In one instance, a boss would deliberately and continuously leave one person out from team lunch invites, and team gatherings. There were no harsh words in this instance, but this bullying went on for years, and the subtle callousness of this boss went largely unnoticed. Often, organisations do not have ready and active mechanisms to deal with bullying.
How does one deal with a bully, especially when in some instances it will be the person one reports to? Asking a senior or a workplace mentor to intervene could be an option. Documenting the instances of bullying and bringing them to the notice of a super boss at an opportune time would be the right thing to do. Bullying has deep psychological repercussions. If there is no help around for a long time, bide your time, look for opportunities and opt out. What if you have thrown all caution to the wind, and were so provoked and hurt that you spoke against the employer on social media? This rant would not be without consequences.
First, a rant (worse, a vitriolic attack) would make you seem unprofessional to the core. Instead of resolving the issue, you chose to put it out on a public platform. Some may dismiss you as a disgruntled employee.
Second, you will seem like a person who is emotional and not equipped to deal with workplace issues dispassionately. How will then a potential employer trust you with decision-making?
Third, a social media attack on the employer will seem wrong as this is just one side of the issue. Your company likely has a large number of employees who are managing well in the same setup. Other members in your team may get along well with the same boss whom you have harangued and raged against publicly.
Four, by putting across a defamatory post against your employer or boss, you are putting yourself in a situation where the employer or the boss can take legal action against you. None of the above is conducive to your career.

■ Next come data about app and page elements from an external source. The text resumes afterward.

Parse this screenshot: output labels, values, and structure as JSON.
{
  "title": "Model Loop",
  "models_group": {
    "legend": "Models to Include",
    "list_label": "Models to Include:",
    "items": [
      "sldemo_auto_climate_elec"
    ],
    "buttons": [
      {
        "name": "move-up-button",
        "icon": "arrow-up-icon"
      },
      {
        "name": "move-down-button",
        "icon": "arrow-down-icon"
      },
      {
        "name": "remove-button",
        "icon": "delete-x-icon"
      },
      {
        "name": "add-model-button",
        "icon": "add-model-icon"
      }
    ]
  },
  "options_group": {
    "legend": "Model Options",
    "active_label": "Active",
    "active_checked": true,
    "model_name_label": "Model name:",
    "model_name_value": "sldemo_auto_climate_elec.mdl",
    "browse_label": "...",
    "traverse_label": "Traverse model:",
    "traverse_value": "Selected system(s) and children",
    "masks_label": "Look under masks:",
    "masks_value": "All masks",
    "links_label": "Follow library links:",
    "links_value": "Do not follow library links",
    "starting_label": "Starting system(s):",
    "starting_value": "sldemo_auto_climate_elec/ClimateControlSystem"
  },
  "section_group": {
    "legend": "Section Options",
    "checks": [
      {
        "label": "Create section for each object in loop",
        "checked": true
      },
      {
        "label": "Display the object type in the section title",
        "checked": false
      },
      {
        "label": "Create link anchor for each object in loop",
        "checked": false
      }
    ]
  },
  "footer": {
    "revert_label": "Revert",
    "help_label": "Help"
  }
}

When you have built your career gradually, meticulously over years, it’s foolish to damage it with a few hasty, thoughtless words. How can you make amends after you have posted something nasty about your employer on social media? Since you chose social media to inflict the damage, take recourse to the same platform to damage-control. Edit the post or perhaps put another post explaining how hasty the earlier post was. Explain that it was a weak moment that prompted you to post the rant.
While you do have lots of unresolved issues with the organisation, show your regret at choosing an inappropriate platform. Every employee has faced workplace problems that often remain unresolved. People will identify with the weak moment that you found yourself in. Be the bigger person and apologise unconditionally if your post hurt someone. An exit from the current job should always be graceful. Finally, move on. And start to rebuild your career. Meet people and proactively point out the out-of-character rant if they are your potential employers. Careers are not built on rants; they are built on honesty, ethics, and strength of character.
The writer has been a journalist for more than 15 years. [Courtesy – ToI]